Researchers develop a framework to better predict extreme rainfall events in Mediterranean countries
A new study identifies nine specific large-scale weather patterns that influence extreme precipitation over the Mediterranean. Making use of this connection between localized extremes and large-scale weather variability can help to better predict heavy rainfall up to three weeks ahead.
Researchers at the European Centre for Medium-Range Weather Forecasts (ECMWF, UK) and TU Bergakademie Freiberg (Germany) presented their results in the current issue of the International Journal of Climatology.
Extreme rainfall has devastating consequences for societies and economies. Locations around the Mediterranean are frequently affected by such events, leading to landslides and floods. “It is, however, extremely challenging to forecast many days in advance when and where exactly heavy rainfall will occur. Thus, researchers strive to develop new tools to better predict extreme weather phenomena allowing for early warnings and adequate mitigation strategies”, explains first author Nikolaos Mastrantonas, who has carried out the study as a PhD student within the EU-funded research project CAFE.
Learning from the past to shine a light on the future
The researchers analysed weather data from 1979 to today, grouping the daily weather into nine patterns of distinct atmospheric characteristics over the Mediterranean. The study shows that there is a strong relation between these nine patterns and the location of the extreme weather event. “We can now use the data to come up with a model that will help to better predict extreme rain in the Mediterranean”, says Prof. Jörg Matschullat of TU Bergakademie Freiberg. The geoecologist supervises Nikolaos Mastrantonas’ PhD and adds: “When it comes to climate, the Mediterranean Sea is a particularly interesting region as it is surrounded by large continents and mountain ranges. The regional climate of the area is also dependent on large-scale patterns over the Atlantic Ocean, the Balkans and the Black Sea”.
Mountains create links across distant locations
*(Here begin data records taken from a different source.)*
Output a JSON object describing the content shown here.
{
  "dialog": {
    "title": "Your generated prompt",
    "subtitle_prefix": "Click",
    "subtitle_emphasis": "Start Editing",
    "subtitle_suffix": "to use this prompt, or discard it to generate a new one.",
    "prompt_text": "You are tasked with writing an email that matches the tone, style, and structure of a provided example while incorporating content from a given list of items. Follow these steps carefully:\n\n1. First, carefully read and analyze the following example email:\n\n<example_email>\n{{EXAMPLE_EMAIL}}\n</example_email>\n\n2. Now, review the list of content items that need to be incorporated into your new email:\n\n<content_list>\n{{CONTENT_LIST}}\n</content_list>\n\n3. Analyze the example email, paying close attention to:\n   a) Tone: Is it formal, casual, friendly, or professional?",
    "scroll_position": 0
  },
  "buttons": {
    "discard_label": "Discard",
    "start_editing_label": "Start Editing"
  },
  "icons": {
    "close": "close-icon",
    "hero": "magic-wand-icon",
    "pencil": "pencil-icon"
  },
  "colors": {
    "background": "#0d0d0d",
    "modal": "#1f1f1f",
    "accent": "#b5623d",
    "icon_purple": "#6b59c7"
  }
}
According to the study, the nine patterns are associated with unstable low-pressure systems such as cut-off lows and troughs, or with stable anticyclonic conditions, such as ridges, extending over hundreds of kilometres. “Such conditions lead to extreme precipitation events at different subregions of the Mediterranean”, says Nikolaos Mastrantonas. To name one example: A low-pressure system centred over the Bay of Biscay increases the probability of extreme rainfall over mountainous and coastal regions in Spain, Morocco, Italy, and even in the West Balkans more than sixfold.
The team also found that mountains create a strong link between distant areas. In Central Western Italy, for example, three in every ten extremes happen simultaneously with extremes over Montenegro and Croatia, although almost 500 kilometres lie between these two areas. “This is a result of the Apennines that block a substantial part of the air flow, and frequently force the moisture to precipitate in the western part of Italy, and on the same day over Croatia”, the young researcher explains.
New information helps to further develop forecasting models
According to the scientists, current weather forecasting models can already provide reliable information about large-scale weather variability up to three weeks in advance, a timeframe known as sub-seasonal scale. “As the next step of this work, we will quantify how reliable the state-of-the-art weather forecasting models are in predicting the identified nine patterns. Our intention is to incorporate such information into new forecasting products informing about extreme weather over the Mediterranean at sub-seasonal scales”, Prof Jörg Matschullat clarifies.